[ENTRIES SHOWN — start]

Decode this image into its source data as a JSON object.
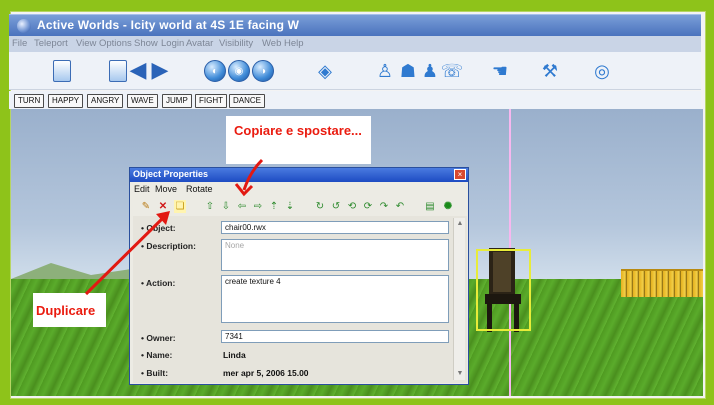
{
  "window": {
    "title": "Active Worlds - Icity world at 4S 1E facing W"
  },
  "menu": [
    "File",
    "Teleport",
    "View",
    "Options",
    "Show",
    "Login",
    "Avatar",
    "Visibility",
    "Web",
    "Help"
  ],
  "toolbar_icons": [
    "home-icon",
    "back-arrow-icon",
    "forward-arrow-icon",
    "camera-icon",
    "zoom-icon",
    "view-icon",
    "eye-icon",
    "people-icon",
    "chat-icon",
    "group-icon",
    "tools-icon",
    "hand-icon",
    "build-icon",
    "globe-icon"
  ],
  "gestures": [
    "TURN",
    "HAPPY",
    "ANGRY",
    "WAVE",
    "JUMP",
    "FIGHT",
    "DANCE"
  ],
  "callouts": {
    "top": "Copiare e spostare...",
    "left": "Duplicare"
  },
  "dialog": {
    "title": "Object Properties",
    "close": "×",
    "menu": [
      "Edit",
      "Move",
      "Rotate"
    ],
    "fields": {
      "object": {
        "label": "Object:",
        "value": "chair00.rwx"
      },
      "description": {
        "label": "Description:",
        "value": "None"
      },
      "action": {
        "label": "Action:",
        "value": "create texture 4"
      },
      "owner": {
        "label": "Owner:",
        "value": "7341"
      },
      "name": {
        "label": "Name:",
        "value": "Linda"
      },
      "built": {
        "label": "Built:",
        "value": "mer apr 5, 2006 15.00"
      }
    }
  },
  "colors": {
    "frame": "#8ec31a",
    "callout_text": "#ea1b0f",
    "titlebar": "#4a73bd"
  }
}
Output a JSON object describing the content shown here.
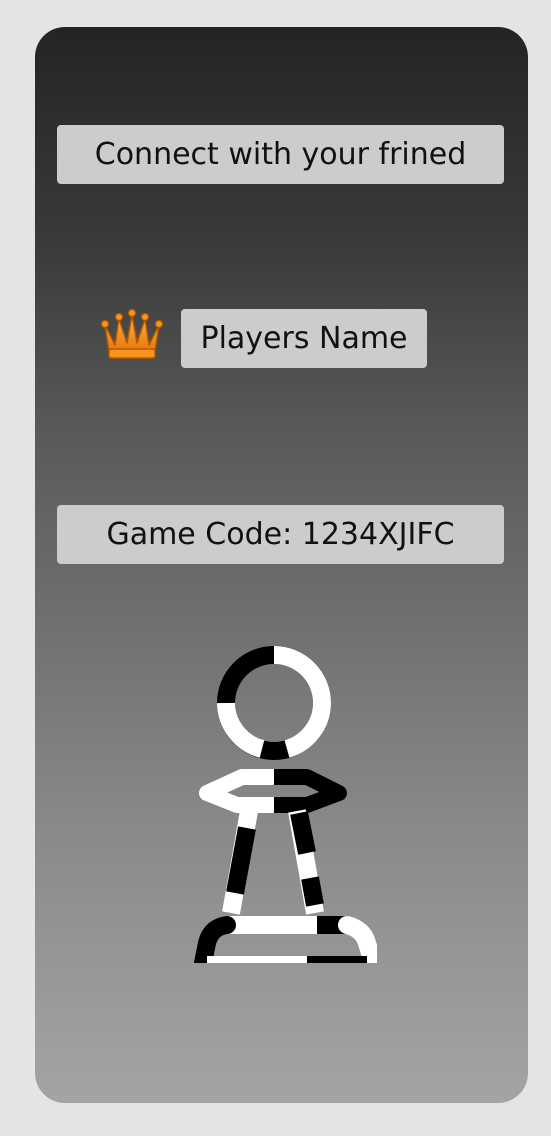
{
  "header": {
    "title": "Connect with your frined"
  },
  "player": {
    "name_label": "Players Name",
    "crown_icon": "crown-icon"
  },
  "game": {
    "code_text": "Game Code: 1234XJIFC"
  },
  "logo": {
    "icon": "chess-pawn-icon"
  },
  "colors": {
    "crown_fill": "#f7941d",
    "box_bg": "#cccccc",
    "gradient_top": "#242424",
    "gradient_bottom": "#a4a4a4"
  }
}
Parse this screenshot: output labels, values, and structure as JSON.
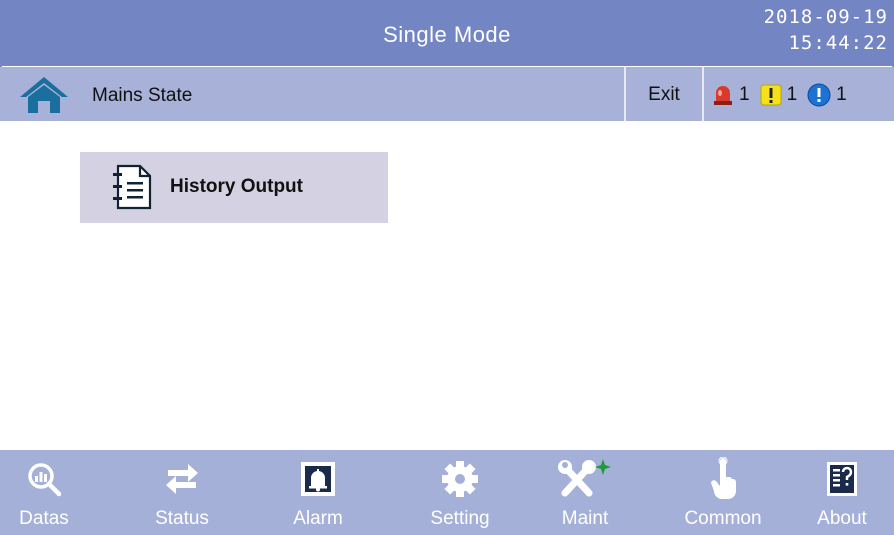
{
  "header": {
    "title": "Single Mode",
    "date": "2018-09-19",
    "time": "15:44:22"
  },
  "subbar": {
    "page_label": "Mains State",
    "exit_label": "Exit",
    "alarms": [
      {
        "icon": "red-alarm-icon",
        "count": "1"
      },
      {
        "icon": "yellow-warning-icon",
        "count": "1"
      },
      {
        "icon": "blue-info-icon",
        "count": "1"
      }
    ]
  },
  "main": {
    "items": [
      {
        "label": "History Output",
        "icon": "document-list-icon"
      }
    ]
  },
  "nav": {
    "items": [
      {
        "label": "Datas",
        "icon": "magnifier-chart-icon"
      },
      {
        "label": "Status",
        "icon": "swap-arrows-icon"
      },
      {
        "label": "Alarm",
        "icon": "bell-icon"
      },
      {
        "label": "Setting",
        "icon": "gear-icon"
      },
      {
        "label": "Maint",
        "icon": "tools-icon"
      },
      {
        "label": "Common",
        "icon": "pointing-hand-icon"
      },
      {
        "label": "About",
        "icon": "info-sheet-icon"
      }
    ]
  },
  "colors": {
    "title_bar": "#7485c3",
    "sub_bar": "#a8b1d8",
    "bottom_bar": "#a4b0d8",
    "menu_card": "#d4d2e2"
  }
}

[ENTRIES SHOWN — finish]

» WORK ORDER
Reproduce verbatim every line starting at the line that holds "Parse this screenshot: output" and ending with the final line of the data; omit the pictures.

» ANSWER BOX
Parse this screenshot: output labels, values, and structure as JSON.
{
  "header": {
    "title": "Single Mode",
    "date": "2018-09-19",
    "time": "15:44:22"
  },
  "subbar": {
    "page_label": "Mains State",
    "exit_label": "Exit",
    "alarms": [
      {
        "icon": "red-alarm-icon",
        "count": "1"
      },
      {
        "icon": "yellow-warning-icon",
        "count": "1"
      },
      {
        "icon": "blue-info-icon",
        "count": "1"
      }
    ]
  },
  "main": {
    "items": [
      {
        "label": "History Output",
        "icon": "document-list-icon"
      }
    ]
  },
  "nav": {
    "items": [
      {
        "label": "Datas",
        "icon": "magnifier-chart-icon"
      },
      {
        "label": "Status",
        "icon": "swap-arrows-icon"
      },
      {
        "label": "Alarm",
        "icon": "bell-icon"
      },
      {
        "label": "Setting",
        "icon": "gear-icon"
      },
      {
        "label": "Maint",
        "icon": "tools-icon"
      },
      {
        "label": "Common",
        "icon": "pointing-hand-icon"
      },
      {
        "label": "About",
        "icon": "info-sheet-icon"
      }
    ]
  },
  "colors": {
    "title_bar": "#7485c3",
    "sub_bar": "#a8b1d8",
    "bottom_bar": "#a4b0d8",
    "menu_card": "#d4d2e2"
  }
}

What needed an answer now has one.